**WHAT YOU SHOULD DO:** The lines of the records that include "value" should all be copied.

[Excerpts from an interface dataset]
******
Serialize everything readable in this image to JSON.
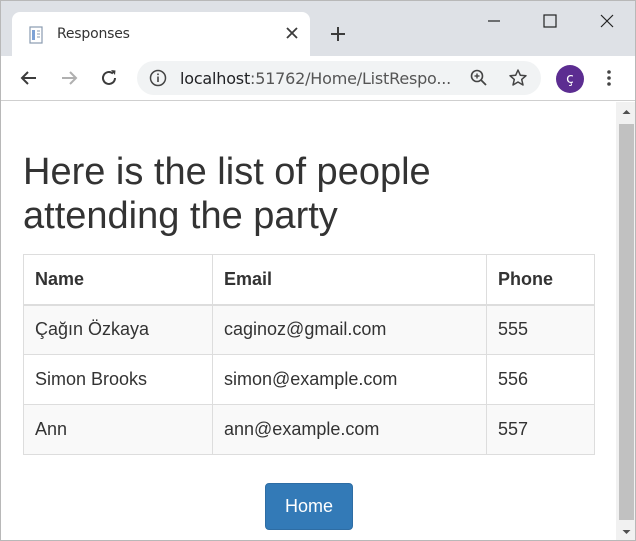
{
  "browser": {
    "tab_title": "Responses",
    "url_host": "localhost",
    "url_rest": ":51762/Home/ListRespo...",
    "profile_initial": "ç"
  },
  "page": {
    "heading": "Here is the list of people attending the party",
    "columns": [
      "Name",
      "Email",
      "Phone"
    ],
    "rows": [
      {
        "name": "Çağın Özkaya",
        "email": "caginoz@gmail.com",
        "phone": "555"
      },
      {
        "name": "Simon Brooks",
        "email": "simon@example.com",
        "phone": "556"
      },
      {
        "name": "Ann",
        "email": "ann@example.com",
        "phone": "557"
      }
    ],
    "home_label": "Home"
  },
  "colors": {
    "button_primary": "#337ab7",
    "avatar": "#5c2d91",
    "tabstrip": "#dee1e6"
  }
}
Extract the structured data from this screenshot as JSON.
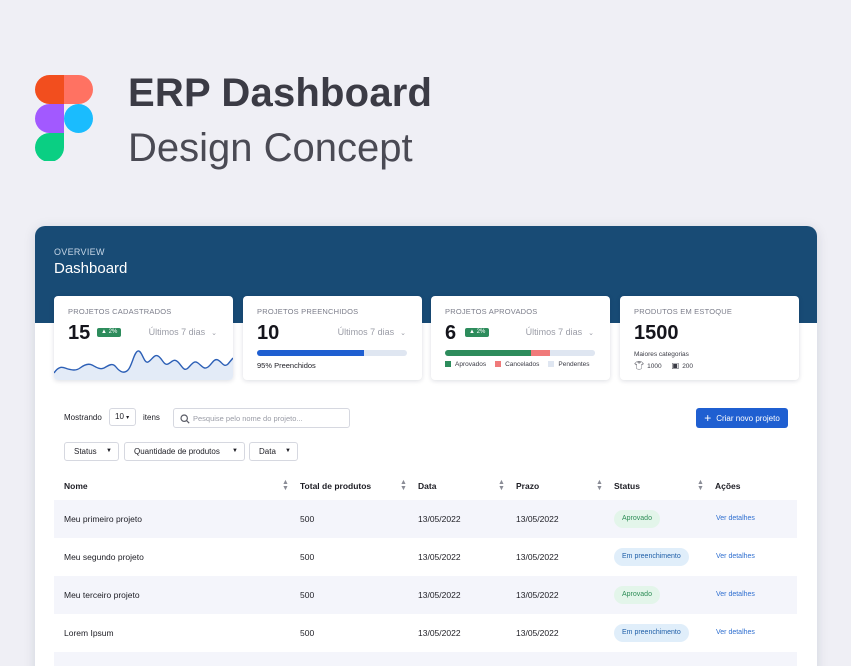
{
  "hero": {
    "title": "ERP Dashboard",
    "subtitle": "Design Concept"
  },
  "header": {
    "overline": "OVERVIEW",
    "title": "Dashboard"
  },
  "cards": [
    {
      "title": "PROJETOS CADASTRADOS",
      "value": "15",
      "badge": "▲ 2%",
      "period": "Últimos 7 dias"
    },
    {
      "title": "PROJETOS PREENCHIDOS",
      "value": "10",
      "period": "Últimos 7 dias",
      "progress": 0.71,
      "progress_label": "95% Preenchidos"
    },
    {
      "title": "PROJETOS APROVADOS",
      "value": "6",
      "badge": "▲ 2%",
      "period": "Últimos 7 dias",
      "segments": [
        {
          "name": "Aprovados",
          "fraction": 0.57,
          "color": "#2d8c5c"
        },
        {
          "name": "Cancelados",
          "fraction": 0.13,
          "color": "#f07a7a"
        },
        {
          "name": "Pendentes",
          "fraction": 0.3,
          "color": "#dfe6f1"
        }
      ]
    },
    {
      "title": "PRODUTOS EM ESTOQUE",
      "value": "1500",
      "categories_label": "Maiores categorias",
      "categories": [
        {
          "icon": "tshirt-icon",
          "value": "1000"
        },
        {
          "icon": "chip-icon",
          "value": "200"
        }
      ]
    }
  ],
  "toolbar": {
    "showing": "Mostrando",
    "page_size": "10",
    "items": "itens",
    "search_placeholder": "Pesquise pelo nome do projeto...",
    "create_button": "Criar novo projeto"
  },
  "filters": [
    "Status",
    "Quantidade de produtos",
    "Data"
  ],
  "table": {
    "columns": [
      "Nome",
      "Total de produtos",
      "Data",
      "Prazo",
      "Status",
      "Ações"
    ],
    "rows": [
      {
        "name": "Meu primeiro projeto",
        "total": "500",
        "date": "13/05/2022",
        "deadline": "13/05/2022",
        "status": "Aprovado",
        "status_type": "ok",
        "action": "Ver detalhes"
      },
      {
        "name": "Meu segundo projeto",
        "total": "500",
        "date": "13/05/2022",
        "deadline": "13/05/2022",
        "status": "Em preenchimento",
        "status_type": "fill",
        "action": "Ver detalhes"
      },
      {
        "name": "Meu terceiro projeto",
        "total": "500",
        "date": "13/05/2022",
        "deadline": "13/05/2022",
        "status": "Aprovado",
        "status_type": "ok",
        "action": "Ver detalhes"
      },
      {
        "name": "Lorem Ipsum",
        "total": "500",
        "date": "13/05/2022",
        "deadline": "13/05/2022",
        "status": "Em preenchimento",
        "status_type": "fill",
        "action": "Ver detalhes"
      }
    ]
  },
  "colors": {
    "header": "#184b75",
    "primary": "#1f5fd1",
    "approved": "#2d8c5c",
    "cancelled": "#f07a7a"
  }
}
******
**ANSWER:**
      "value": "15",
      "value": "10",
      "value": "6",
      "value": "1500",
          "value": "1000"
          "value": "200"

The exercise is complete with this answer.